THE normal relations between parents and children have changed greatly since Butler wrote The Way of All Flesh--and still more since the period in which the earlier scenes of the story were cast. They have indeed changed so thoroughly that it is no longer easy to recapture in full the spirit of the relations which he attacked. That the picture given in the novel was taken, with some variations, largely from his own experience of boyhood and youth no one has ever disputed; but the truth of the picture has been called into question, in its application to Butler's own life. There is a book, written by someone who knew the family well,1 in which Canon Butler appears as a charming, benevolent old gentleman, who clearly would not have hurt a fly, much less played the tyrant over his son and done his best to thwart him and to ruin his career. Correspondingly, Samuel's reactions to his upbringing are made to seem the products of a perverse and morbid imagination. Canon Butler, we are given to understand, was not at all the sort of person his son made him out to be in The Way of All Flesh-- that is, if we are to take the Reverend Theobald Pontifex as having been meant as a portrait of Butler's father.

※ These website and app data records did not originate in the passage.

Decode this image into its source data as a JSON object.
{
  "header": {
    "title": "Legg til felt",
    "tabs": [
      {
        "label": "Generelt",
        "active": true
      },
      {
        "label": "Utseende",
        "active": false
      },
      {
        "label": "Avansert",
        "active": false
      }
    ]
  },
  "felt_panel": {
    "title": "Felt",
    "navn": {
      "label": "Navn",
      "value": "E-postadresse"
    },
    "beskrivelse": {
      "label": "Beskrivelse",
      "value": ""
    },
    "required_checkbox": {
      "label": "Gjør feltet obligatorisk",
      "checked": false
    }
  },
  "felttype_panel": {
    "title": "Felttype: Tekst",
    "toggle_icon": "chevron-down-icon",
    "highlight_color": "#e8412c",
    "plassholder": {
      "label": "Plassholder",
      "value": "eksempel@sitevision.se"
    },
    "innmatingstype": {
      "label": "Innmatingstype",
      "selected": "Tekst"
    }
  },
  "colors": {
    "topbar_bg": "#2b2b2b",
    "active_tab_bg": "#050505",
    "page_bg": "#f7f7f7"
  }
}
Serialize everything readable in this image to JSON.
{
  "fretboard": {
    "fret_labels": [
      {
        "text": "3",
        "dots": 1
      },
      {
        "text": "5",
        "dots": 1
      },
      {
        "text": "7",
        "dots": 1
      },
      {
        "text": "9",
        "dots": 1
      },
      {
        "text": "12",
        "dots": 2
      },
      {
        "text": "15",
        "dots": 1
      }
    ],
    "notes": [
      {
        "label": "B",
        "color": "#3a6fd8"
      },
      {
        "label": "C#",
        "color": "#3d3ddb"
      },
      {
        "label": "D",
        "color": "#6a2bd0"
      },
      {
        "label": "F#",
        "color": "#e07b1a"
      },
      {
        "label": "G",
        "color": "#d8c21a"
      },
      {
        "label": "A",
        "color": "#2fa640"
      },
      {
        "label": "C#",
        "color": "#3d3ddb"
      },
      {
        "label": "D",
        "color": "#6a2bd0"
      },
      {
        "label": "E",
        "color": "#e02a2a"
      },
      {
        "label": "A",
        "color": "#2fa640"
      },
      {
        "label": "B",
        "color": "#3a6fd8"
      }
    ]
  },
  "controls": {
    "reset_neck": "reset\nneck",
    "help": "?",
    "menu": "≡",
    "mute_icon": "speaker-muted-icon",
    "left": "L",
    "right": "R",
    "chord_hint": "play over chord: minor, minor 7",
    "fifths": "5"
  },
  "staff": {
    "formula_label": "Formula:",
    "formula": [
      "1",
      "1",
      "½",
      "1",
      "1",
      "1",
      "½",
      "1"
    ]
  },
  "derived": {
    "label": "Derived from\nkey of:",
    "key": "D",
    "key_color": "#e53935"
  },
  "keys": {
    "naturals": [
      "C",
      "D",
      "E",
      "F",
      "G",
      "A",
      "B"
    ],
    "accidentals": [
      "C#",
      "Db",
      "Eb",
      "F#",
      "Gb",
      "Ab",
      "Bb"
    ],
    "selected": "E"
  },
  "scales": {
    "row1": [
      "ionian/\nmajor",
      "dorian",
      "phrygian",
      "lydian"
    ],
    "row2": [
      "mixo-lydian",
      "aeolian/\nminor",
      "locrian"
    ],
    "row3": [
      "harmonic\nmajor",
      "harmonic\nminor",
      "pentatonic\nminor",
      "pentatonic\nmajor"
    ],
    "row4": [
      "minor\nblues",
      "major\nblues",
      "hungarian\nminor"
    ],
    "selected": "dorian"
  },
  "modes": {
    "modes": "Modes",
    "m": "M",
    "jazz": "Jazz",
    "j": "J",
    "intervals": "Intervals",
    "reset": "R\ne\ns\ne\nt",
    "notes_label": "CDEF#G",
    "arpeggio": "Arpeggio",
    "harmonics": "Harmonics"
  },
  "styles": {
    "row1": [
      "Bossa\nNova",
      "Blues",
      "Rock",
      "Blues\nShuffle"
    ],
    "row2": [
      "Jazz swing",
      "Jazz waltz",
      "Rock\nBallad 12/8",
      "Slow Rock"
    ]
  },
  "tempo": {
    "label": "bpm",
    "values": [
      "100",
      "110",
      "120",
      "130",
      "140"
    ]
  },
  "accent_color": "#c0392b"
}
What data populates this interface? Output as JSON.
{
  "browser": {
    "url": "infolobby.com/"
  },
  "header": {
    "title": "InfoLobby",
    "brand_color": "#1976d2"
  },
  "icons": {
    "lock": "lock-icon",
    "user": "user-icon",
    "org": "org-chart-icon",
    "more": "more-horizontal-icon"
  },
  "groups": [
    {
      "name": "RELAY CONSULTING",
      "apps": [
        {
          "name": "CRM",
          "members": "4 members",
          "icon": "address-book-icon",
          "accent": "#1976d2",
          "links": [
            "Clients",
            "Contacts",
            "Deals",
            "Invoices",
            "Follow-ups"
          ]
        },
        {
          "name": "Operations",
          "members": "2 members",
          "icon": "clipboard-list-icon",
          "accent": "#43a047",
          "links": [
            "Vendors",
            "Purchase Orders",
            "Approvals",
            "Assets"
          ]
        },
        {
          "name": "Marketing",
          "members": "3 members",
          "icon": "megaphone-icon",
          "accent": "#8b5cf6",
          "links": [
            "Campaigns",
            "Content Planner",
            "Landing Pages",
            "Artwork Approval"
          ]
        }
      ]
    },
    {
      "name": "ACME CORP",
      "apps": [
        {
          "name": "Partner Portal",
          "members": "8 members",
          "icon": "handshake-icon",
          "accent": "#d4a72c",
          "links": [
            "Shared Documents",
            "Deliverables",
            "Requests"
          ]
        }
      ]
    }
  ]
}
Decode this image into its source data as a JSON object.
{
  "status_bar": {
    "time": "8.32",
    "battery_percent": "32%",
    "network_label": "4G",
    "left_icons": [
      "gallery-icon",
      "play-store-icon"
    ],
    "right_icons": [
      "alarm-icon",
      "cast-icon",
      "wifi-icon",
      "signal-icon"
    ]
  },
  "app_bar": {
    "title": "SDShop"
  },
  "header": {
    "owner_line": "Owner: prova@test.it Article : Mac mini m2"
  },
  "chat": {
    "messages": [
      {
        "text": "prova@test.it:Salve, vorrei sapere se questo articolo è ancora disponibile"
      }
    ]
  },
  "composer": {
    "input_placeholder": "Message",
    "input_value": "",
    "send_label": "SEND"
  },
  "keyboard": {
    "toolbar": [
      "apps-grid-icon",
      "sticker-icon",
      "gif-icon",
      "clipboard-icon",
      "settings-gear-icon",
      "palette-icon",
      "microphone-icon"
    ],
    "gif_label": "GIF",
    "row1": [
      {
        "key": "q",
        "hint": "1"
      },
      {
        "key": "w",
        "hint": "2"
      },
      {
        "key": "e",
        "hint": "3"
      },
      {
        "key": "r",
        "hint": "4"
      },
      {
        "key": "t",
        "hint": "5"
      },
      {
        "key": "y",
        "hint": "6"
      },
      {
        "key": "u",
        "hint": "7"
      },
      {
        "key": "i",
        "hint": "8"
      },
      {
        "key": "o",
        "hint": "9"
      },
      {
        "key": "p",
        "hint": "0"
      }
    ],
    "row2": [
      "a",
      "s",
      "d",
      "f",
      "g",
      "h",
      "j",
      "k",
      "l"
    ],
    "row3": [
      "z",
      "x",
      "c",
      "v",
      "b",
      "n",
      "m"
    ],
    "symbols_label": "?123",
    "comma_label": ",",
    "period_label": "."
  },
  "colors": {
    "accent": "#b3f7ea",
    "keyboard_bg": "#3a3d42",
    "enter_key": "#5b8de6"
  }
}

There are, it must be borne in mind, two "heavy fathers in Butler's novel--old Pontifex, Theobald's father, and Theobald himself. This was essential to Butler's conception;____________________